(Beginning of Listed entries)
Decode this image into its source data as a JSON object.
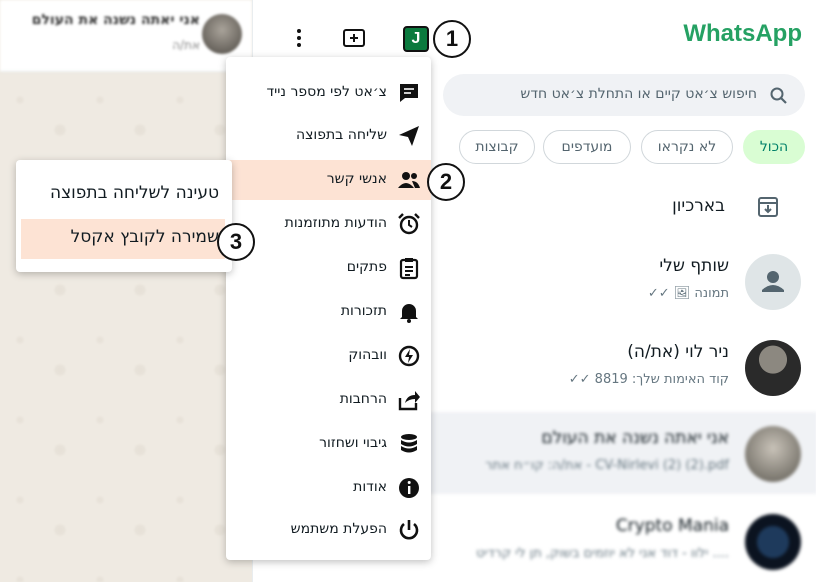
{
  "conversation_header": {
    "name": "אני יאתה נשנה את העולם",
    "subtitle": "את/ה"
  },
  "header": {
    "app_title": "WhatsApp",
    "menu_icon": "kebab-menu-icon",
    "new_chat_icon": "new-chat-icon",
    "extension_icon_letter": "J"
  },
  "steps": [
    "1",
    "2",
    "3"
  ],
  "search": {
    "placeholder": "חיפוש צ׳אט קיים או התחלת צ׳אט חדש"
  },
  "filters": [
    {
      "label": "הכול",
      "active": true
    },
    {
      "label": "לא נקראו",
      "active": false
    },
    {
      "label": "מועדפים",
      "active": false
    },
    {
      "label": "קבוצות",
      "active": false
    }
  ],
  "archive": {
    "label": "בארכיון"
  },
  "chats": [
    {
      "title": "שותף שלי",
      "subtitle": "✓✓ 🖼 תמונה"
    },
    {
      "title": "ניר לוי (את/ה)",
      "subtitle": "✓✓ קוד האימות שלך: 8819"
    },
    {
      "title": "אני יאתה נשנה את העולם",
      "subtitle": "את/ה: קו״ח אתר - CV-Nirlevi (2) (2).pdf"
    },
    {
      "title": "Crypto Mania",
      "subtitle": "ילוו - דוד אני לא יוזמים בשוק, תן לי קרדיט ...."
    }
  ],
  "menu": {
    "items": [
      {
        "label": "צ׳אט לפי מספר נייד",
        "icon": "message-icon"
      },
      {
        "label": "שליחה בתפוצה",
        "icon": "send-icon"
      },
      {
        "label": "אנשי קשר",
        "icon": "contacts-icon"
      },
      {
        "label": "הודעות מתוזמנות",
        "icon": "alarm-clock-icon"
      },
      {
        "label": "פתקים",
        "icon": "clipboard-icon"
      },
      {
        "label": "תזכורות",
        "icon": "bell-icon"
      },
      {
        "label": "וובהוק",
        "icon": "webhook-icon"
      },
      {
        "label": "הרחבות",
        "icon": "share-icon"
      },
      {
        "label": "גיבוי ושחזור",
        "icon": "database-icon"
      },
      {
        "label": "אודות",
        "icon": "info-icon"
      },
      {
        "label": "הפעלת משתמש",
        "icon": "power-icon"
      }
    ],
    "highlighted_index": 2
  },
  "submenu": {
    "items": [
      {
        "label": "טעינה לשליחה בתפוצה"
      },
      {
        "label": "שמירה לקובץ אקסל"
      }
    ],
    "highlighted_index": 1
  },
  "colors": {
    "brand": "#25a163",
    "highlight": "#fde3d4",
    "active_chip": "#d9fdd3"
  }
}
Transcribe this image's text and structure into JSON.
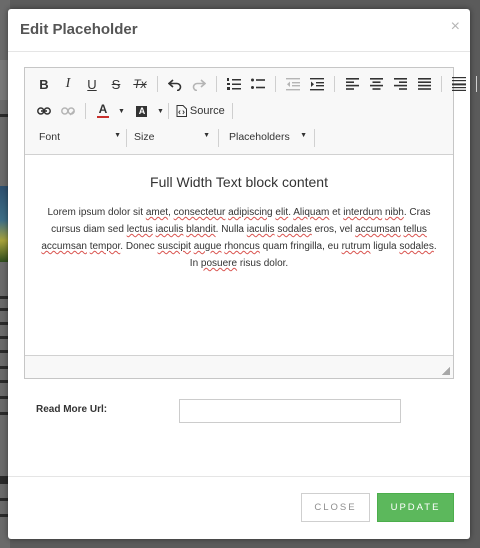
{
  "modal": {
    "title": "Edit Placeholder",
    "close_glyph": "×"
  },
  "toolbar": {
    "bold": "B",
    "italic": "I",
    "underline": "U",
    "strike": "S",
    "remove_format": "Tx",
    "source_label": "Source",
    "font_label": "Font",
    "size_label": "Size",
    "placeholders_label": "Placeholders",
    "text_color_glyph": "A",
    "bg_color_glyph": "A"
  },
  "content": {
    "heading": "Full Width Text block content",
    "paragraph": [
      {
        "t": "Lorem ipsum dolor sit ",
        "sp": false
      },
      {
        "t": "amet",
        "sp": true
      },
      {
        "t": ", ",
        "sp": false
      },
      {
        "t": "consectetur",
        "sp": true
      },
      {
        "t": " ",
        "sp": false
      },
      {
        "t": "adipiscing",
        "sp": true
      },
      {
        "t": " ",
        "sp": false
      },
      {
        "t": "elit",
        "sp": true
      },
      {
        "t": ". ",
        "sp": false
      },
      {
        "t": "Aliquam",
        "sp": true
      },
      {
        "t": " et ",
        "sp": false
      },
      {
        "t": "interdum",
        "sp": true
      },
      {
        "t": " ",
        "sp": false
      },
      {
        "t": "nibh",
        "sp": true
      },
      {
        "t": ". Cras cursus diam sed ",
        "sp": false
      },
      {
        "t": "lectus",
        "sp": true
      },
      {
        "t": " ",
        "sp": false
      },
      {
        "t": "iaculis",
        "sp": true
      },
      {
        "t": " ",
        "sp": false
      },
      {
        "t": "blandit",
        "sp": true
      },
      {
        "t": ". Nulla ",
        "sp": false
      },
      {
        "t": "iaculis",
        "sp": true
      },
      {
        "t": " ",
        "sp": false
      },
      {
        "t": "sodales",
        "sp": true
      },
      {
        "t": " eros, vel ",
        "sp": false
      },
      {
        "t": "accumsan",
        "sp": true
      },
      {
        "t": " ",
        "sp": false
      },
      {
        "t": "tellus",
        "sp": true
      },
      {
        "t": " ",
        "sp": false
      },
      {
        "t": "accumsan",
        "sp": true
      },
      {
        "t": " ",
        "sp": false
      },
      {
        "t": "tempor",
        "sp": true
      },
      {
        "t": ". Donec ",
        "sp": false
      },
      {
        "t": "suscipit",
        "sp": true
      },
      {
        "t": " ",
        "sp": false
      },
      {
        "t": "augue",
        "sp": true
      },
      {
        "t": " ",
        "sp": false
      },
      {
        "t": "rhoncus",
        "sp": true
      },
      {
        "t": " quam fringilla, eu ",
        "sp": false
      },
      {
        "t": "rutrum",
        "sp": true
      },
      {
        "t": " ligula ",
        "sp": false
      },
      {
        "t": "sodales",
        "sp": true
      },
      {
        "t": ". In ",
        "sp": false
      },
      {
        "t": "posuere",
        "sp": true
      },
      {
        "t": " risus dolor.",
        "sp": false
      }
    ]
  },
  "form": {
    "read_more_label": "Read More Url:",
    "read_more_value": ""
  },
  "footer": {
    "close_label": "CLOSE",
    "update_label": "UPDATE"
  },
  "colors": {
    "update_button": "#5cb85c",
    "spellcheck_underline": "#d9534f",
    "overlay": "#5b5b5b"
  }
}
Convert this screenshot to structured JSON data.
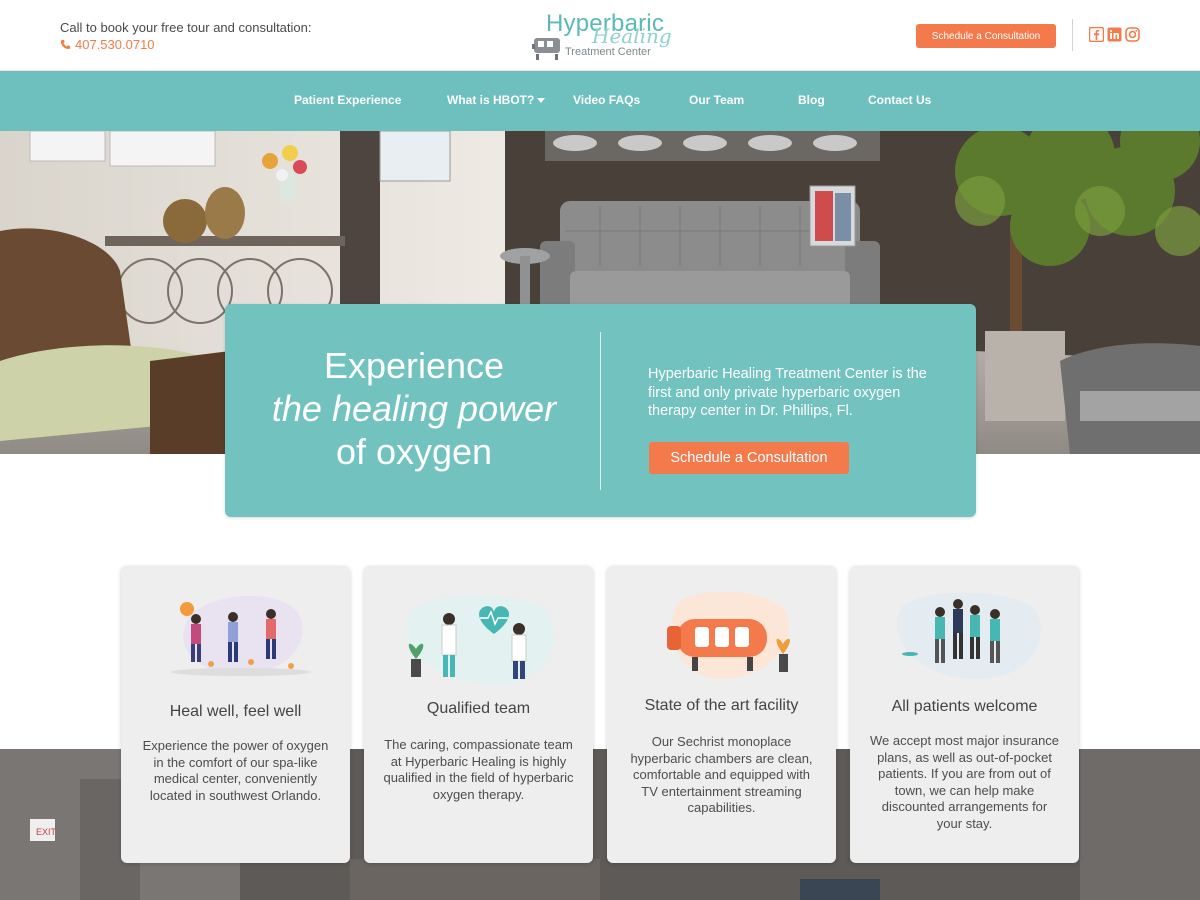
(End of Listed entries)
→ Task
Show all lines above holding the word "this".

→ Solved exercise
Decode this image into its source data as a JSON object.
Transcribe this image's text and structure into JSON.
Convert this screenshot to structured JSON data.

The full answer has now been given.